Hugh Hardie, An Interview
Recently I had the opportunity to visit Belgium with one of the rising stars of the UK’s drum and bass scene, Hugh Hardie, to attend a gig in Antwerp, located an hour or so north of Brussels.
Antwerp itself is a small, pretty town with a quaint central square, a busy pedestrianised centre and some fantastic churches. It’s a typical Northern European town – clean, tidy and full of welcoming people – but it also has a thriving nightlife scene.
Our destination for the night was Trix, a famous music venue and a Belgian institution. It’s situated a little way out of the city and from the outside the venue is pretty austere, lots of concrete and not too much light, but inside it is a different proposition, with a wide stage overlooking the dance area. We listened and danced with the 1000-strong crowd as Hugh ran through some of his best-known material and also played a few new tracks, being joined on stage at one point by an MC.
At some point the next day I remembered the job at hand and we managed to fit in a short interview with Hugh. Luckily, despite his long night he was still keen.
When did you start making music and what/who were your early influences?
I started really enjoying making music in 6th form college. I studied music technology for a year and found myself spending a lot of lunch times in the music block when I figured out how to use the software. I was initially making down tempo hip hop beats trying to the emulate the style of producers like RJD2, Bonobo and Quantic and later became obsessed with drum & bass and found influence in artists like High Contrast and Logistics.
Your music seems to span a few different styles, what genre would you classify it as?
My main musical focus now is drum & bass although I do occasional tinker around in other areas (house and garage recently). What I like about d’n’b is that it can incorporate quite a few different styles (soul, jazz, reggae etc). I’d say a lot of my musical influence comes from jazz, soul and r’n’b music. Often when starting a track I’ll try to create the sort of chord progression you’d be likely to find in those types of music.
Do you prefer DJing or producing songs?
That’s a tricky one because they’re such different activities.

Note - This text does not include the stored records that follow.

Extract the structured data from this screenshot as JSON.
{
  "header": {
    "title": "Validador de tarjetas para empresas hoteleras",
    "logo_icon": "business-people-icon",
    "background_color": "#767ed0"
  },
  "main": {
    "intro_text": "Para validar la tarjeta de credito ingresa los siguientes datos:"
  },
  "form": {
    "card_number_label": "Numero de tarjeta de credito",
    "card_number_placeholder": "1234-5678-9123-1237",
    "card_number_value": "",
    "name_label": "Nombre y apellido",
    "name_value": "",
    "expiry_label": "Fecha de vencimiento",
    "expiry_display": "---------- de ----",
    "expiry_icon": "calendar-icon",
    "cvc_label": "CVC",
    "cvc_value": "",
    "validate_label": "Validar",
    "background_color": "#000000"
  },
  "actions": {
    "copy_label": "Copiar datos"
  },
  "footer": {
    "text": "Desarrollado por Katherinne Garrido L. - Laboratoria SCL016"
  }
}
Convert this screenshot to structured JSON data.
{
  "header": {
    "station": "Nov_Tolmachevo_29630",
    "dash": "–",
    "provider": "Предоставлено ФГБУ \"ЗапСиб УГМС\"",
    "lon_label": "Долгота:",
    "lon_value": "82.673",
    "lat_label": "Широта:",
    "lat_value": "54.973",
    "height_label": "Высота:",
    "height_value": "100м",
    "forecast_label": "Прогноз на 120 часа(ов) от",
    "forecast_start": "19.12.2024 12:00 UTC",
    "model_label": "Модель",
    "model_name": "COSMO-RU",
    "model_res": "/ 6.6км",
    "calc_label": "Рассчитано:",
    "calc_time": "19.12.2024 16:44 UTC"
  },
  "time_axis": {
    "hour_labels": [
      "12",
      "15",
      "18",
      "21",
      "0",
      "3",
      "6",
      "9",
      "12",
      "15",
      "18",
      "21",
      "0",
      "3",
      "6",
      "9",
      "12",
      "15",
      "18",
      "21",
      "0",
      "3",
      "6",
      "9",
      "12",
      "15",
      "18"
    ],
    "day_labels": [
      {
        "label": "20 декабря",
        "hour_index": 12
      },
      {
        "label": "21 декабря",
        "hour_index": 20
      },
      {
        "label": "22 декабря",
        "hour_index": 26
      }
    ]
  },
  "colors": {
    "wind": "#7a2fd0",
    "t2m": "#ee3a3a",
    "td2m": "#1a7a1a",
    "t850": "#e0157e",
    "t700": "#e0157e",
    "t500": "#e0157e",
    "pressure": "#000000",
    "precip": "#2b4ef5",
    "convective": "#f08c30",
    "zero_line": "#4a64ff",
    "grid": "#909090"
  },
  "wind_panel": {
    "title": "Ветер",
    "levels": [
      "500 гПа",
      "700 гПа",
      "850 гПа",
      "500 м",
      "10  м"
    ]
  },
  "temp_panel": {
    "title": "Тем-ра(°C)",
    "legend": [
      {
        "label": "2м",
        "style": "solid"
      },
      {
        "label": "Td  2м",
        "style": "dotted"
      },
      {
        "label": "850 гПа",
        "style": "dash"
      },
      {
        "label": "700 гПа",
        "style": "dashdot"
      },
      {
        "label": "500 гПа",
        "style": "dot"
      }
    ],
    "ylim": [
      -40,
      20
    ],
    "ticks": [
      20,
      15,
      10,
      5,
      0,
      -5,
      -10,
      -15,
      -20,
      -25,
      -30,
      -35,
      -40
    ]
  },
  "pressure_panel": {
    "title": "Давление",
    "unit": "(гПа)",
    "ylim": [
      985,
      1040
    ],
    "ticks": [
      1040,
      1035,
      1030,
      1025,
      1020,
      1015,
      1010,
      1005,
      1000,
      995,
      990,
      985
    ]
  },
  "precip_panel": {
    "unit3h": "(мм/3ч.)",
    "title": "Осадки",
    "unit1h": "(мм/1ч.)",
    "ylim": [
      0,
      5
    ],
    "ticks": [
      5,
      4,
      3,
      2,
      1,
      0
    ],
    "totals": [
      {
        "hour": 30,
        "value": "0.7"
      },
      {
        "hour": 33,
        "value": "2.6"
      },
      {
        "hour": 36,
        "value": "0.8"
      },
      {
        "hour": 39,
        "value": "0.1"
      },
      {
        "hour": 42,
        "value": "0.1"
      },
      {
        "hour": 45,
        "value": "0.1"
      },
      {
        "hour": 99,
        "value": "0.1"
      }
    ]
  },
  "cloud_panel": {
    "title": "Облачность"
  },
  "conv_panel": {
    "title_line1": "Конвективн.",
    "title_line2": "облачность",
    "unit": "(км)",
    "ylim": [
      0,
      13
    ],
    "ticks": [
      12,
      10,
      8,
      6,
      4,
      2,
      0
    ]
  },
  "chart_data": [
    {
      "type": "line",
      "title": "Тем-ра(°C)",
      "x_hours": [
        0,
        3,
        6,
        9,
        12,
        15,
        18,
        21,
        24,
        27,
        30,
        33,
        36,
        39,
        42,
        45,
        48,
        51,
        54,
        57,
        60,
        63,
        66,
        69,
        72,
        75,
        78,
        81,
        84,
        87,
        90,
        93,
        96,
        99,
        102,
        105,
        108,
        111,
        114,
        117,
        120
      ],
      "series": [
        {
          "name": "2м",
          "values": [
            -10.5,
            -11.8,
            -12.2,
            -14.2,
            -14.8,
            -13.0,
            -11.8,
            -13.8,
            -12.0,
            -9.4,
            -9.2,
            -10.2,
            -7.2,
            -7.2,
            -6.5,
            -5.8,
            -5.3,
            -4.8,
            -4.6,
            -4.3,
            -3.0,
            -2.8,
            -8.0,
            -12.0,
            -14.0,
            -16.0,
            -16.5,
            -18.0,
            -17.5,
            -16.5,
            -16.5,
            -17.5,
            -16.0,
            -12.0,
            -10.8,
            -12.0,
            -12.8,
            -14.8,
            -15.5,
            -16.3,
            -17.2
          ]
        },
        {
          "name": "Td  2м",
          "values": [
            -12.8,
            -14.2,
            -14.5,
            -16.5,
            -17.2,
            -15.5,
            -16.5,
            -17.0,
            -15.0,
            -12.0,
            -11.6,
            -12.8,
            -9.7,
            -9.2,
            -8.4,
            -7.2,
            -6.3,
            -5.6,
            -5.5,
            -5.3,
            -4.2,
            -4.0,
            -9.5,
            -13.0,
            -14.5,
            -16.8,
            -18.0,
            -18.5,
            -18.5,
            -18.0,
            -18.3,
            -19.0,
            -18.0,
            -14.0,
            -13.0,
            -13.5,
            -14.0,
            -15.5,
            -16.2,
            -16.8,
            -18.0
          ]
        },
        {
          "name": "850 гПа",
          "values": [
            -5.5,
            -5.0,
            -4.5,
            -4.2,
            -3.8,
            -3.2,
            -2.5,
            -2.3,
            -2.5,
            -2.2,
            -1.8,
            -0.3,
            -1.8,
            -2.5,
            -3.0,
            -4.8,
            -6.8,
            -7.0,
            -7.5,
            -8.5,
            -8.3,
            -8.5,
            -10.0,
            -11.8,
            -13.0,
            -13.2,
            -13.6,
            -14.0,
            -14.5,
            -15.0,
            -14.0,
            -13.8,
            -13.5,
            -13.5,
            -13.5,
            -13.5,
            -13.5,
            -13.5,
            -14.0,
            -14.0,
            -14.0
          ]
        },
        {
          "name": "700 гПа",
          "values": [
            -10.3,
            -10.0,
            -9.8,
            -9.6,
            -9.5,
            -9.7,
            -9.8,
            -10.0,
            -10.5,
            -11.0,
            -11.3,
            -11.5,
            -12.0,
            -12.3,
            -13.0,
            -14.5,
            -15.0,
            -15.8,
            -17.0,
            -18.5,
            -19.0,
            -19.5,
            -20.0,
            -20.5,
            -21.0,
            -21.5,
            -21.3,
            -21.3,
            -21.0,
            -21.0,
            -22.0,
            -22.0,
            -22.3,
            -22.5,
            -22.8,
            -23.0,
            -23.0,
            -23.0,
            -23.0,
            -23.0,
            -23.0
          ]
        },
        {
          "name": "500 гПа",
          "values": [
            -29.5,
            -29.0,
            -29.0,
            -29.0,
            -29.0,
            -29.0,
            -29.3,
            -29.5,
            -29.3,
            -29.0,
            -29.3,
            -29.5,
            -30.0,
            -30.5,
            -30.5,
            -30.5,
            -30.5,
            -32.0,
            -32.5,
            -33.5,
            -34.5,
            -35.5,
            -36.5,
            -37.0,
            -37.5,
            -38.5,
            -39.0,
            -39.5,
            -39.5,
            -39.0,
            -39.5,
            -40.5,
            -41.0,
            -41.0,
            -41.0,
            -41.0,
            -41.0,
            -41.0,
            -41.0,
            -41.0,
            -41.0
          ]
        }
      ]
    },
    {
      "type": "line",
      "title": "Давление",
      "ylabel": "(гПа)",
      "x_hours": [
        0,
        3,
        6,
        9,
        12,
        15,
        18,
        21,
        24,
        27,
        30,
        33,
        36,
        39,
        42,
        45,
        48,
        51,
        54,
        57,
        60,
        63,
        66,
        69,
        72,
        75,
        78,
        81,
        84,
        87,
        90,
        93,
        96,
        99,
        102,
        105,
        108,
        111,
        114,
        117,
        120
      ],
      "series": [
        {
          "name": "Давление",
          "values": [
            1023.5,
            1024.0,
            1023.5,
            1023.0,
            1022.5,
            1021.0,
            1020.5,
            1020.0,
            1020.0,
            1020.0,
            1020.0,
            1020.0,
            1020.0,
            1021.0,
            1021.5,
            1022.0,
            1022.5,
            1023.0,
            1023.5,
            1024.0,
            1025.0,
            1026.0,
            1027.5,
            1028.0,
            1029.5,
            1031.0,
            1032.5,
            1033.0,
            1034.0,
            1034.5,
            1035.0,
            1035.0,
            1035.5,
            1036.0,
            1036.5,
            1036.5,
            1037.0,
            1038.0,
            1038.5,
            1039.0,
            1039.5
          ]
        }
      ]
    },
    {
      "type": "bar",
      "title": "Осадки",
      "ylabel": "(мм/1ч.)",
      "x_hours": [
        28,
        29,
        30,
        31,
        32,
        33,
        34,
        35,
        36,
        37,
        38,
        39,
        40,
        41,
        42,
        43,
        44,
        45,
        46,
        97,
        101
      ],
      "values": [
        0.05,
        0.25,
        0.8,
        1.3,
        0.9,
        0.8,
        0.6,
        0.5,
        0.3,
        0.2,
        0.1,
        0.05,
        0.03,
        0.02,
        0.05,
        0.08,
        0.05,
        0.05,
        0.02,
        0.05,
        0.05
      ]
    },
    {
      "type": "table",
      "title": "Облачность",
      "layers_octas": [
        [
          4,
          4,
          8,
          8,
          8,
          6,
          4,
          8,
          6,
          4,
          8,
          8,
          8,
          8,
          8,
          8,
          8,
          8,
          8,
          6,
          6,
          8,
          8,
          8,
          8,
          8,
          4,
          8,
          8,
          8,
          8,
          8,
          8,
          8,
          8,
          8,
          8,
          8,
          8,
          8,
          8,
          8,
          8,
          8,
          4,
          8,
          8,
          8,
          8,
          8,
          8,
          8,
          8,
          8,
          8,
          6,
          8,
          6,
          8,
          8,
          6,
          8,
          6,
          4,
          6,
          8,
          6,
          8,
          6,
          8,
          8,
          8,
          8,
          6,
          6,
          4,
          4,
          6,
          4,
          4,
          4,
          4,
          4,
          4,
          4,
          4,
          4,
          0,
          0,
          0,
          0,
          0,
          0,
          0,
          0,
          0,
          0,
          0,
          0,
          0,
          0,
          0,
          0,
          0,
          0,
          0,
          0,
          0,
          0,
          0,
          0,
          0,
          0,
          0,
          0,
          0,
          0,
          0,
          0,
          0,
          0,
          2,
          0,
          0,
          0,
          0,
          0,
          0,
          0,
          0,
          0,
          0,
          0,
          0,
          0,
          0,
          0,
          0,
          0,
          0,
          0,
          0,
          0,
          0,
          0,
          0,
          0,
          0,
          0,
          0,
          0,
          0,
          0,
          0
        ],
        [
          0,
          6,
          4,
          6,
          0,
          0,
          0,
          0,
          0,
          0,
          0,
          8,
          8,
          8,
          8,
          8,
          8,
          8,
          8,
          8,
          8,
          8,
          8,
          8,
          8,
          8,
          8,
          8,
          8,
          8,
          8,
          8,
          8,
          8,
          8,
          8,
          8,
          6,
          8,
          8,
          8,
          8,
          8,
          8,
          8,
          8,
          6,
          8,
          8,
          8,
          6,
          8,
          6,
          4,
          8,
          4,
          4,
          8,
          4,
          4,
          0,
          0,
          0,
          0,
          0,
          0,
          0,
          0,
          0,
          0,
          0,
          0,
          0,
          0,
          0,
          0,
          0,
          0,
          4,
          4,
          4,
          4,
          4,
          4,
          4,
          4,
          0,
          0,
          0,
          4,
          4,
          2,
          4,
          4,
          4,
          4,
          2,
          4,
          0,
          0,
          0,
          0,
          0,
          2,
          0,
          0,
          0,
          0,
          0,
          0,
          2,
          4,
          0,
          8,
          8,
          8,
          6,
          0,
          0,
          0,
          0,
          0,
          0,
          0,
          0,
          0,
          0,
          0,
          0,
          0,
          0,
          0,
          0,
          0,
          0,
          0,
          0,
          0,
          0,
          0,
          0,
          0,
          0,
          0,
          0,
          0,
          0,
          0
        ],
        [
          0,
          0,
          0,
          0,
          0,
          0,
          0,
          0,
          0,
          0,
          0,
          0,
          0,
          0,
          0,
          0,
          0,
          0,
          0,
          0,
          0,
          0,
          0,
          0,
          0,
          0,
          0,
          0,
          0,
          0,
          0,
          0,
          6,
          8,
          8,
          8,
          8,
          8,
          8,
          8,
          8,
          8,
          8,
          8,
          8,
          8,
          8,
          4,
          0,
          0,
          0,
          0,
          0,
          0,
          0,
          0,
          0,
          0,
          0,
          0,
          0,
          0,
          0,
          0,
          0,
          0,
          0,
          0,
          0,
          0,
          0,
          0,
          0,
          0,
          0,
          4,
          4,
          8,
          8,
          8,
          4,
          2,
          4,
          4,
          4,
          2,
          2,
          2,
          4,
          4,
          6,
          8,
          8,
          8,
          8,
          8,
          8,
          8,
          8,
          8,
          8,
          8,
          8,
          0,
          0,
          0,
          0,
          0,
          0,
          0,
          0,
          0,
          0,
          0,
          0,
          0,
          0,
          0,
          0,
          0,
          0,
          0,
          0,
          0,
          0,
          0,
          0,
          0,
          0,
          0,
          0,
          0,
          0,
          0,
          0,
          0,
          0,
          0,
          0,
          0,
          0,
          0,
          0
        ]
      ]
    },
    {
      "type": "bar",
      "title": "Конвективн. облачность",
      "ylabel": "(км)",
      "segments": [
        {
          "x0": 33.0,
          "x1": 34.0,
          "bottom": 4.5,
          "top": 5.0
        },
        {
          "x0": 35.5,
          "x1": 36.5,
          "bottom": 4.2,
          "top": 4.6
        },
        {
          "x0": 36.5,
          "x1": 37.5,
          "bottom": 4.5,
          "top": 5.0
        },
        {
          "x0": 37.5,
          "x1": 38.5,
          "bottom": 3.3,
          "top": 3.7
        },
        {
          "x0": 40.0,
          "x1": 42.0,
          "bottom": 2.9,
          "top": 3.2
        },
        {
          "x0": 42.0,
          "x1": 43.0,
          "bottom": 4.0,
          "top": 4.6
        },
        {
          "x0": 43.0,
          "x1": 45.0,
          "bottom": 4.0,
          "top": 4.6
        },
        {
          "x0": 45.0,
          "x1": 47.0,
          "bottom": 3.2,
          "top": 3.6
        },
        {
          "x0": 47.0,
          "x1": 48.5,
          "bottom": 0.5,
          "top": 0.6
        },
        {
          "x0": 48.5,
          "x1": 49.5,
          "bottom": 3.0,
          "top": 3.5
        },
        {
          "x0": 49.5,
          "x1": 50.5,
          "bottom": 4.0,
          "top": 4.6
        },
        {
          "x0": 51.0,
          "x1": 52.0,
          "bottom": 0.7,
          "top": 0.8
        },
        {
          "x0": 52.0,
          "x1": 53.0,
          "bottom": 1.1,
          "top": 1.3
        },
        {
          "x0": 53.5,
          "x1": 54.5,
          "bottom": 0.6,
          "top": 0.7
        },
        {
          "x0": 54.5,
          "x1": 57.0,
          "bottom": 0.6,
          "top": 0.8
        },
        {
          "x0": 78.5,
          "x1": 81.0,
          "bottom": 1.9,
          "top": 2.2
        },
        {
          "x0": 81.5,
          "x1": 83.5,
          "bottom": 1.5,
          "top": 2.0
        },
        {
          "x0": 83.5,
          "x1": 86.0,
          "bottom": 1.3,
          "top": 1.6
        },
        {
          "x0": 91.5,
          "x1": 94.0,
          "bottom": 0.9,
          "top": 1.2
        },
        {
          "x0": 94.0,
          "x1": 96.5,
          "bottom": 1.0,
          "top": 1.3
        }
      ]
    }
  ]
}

DJing is a very live and exhilarating experience, being surrounded by an energetic crowd in an extremely loud environment, while producing is a much more personal, solitary experience. Producing can be also be very exciting, though when the creative juices are in full flow. I think the best moments for me have to be while playing out my own material that I’ve worked alone for hours on and receiving a positive crowd reaction.
You’ve done gigs in a few different countries, how have you found the experience of DJing abroad?
I’ve played a few times in Belgium and very recently in Amsterdam and found it incredible! The idea of being flown to another country to do something I love is extremely exciting and rewarding. People from Belgium and Holland are ridiculously passionate about d’n’b music and the crowd energy over there is on another level. I can’t wait for the next one!
Who have you been working with recently?
I’ve got a track in the works with my singer friend Kyan, who I’ve worked with in the past. He has a truly incredible voice that fits the soulfulness of d’n’b perfectly and is definitely someone I’d like to work with more. I’ve also been in the studio with Logistics putting together a track which will be released soon.
For the vocals on your tracks do you mainly use samples or original recordings?
Mixture of the two. It’s obviously better to record original vocals, but can be difficult finding somebody with the right voice and who is also willing to give up their time for you. The problem with sampling is that labels often won’t release a track with ‘borrowed’ vocals because they can get in trouble over copyright issues. It’s a fairly common problem in the industry since so many d’n’b tracks are quite heavily sample-based.
Who would you love to DJ with?
It would be fun to be behind the decks with High Contrast. His sets are so full of energy!
What piece of equipment would you love to own?
I’m not that big on the hardware side of things. My set up is pretty simple, computer, midi keyboard and speakers. The one thing I would love to own though is a proper Steinway grand piano. I’d mic it up and record hours of jamming around which I could then chop up into tunes. The difference in the sound between real and digital instruments is huge so incorporating more live piano, and other instruments for that matter, into my music is something I’d like to work towards.
What can we expect for the rest of 2014?
I’ve got more gigs lined up and lots of new tunes in the works, one of which is seeing a release on Hospital Records very soon.